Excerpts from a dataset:

▼

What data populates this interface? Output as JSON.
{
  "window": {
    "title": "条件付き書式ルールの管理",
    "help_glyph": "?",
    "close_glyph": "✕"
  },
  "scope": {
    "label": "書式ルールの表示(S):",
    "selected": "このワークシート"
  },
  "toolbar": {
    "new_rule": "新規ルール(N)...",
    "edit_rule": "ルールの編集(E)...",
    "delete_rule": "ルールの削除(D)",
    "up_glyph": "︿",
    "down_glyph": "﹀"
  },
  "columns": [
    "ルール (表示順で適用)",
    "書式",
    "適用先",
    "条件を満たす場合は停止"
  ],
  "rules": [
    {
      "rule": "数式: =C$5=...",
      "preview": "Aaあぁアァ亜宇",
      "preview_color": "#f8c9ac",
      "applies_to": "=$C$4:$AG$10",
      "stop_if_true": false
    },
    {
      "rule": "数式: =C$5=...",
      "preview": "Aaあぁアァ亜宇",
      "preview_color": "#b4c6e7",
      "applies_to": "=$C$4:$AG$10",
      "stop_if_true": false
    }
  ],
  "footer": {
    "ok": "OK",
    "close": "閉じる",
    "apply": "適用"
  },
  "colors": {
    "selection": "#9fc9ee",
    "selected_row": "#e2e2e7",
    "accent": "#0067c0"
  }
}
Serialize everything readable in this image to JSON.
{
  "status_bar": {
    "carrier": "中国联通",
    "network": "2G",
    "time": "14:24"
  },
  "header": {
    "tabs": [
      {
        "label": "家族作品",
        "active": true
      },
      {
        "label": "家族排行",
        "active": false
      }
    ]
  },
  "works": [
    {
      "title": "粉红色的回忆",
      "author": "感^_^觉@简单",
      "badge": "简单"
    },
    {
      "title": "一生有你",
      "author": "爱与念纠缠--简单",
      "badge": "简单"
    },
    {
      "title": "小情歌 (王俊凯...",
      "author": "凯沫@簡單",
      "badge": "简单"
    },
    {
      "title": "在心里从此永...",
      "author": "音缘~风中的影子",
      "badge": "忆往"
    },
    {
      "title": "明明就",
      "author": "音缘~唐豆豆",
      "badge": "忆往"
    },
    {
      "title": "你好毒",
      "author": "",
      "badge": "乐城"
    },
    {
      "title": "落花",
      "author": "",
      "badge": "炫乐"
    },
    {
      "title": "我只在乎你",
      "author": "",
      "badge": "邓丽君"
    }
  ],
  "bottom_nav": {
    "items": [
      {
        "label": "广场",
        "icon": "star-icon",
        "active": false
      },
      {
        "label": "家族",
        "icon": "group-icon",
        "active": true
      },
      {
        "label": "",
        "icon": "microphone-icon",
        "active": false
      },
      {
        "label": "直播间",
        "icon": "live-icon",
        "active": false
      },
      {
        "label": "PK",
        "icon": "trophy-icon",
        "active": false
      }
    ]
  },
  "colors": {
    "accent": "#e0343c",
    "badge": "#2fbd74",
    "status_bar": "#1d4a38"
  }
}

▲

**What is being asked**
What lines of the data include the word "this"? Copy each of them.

**Task response**
What data populates this interface? Output as JSON.
Serialize everything readable in this image to JSON.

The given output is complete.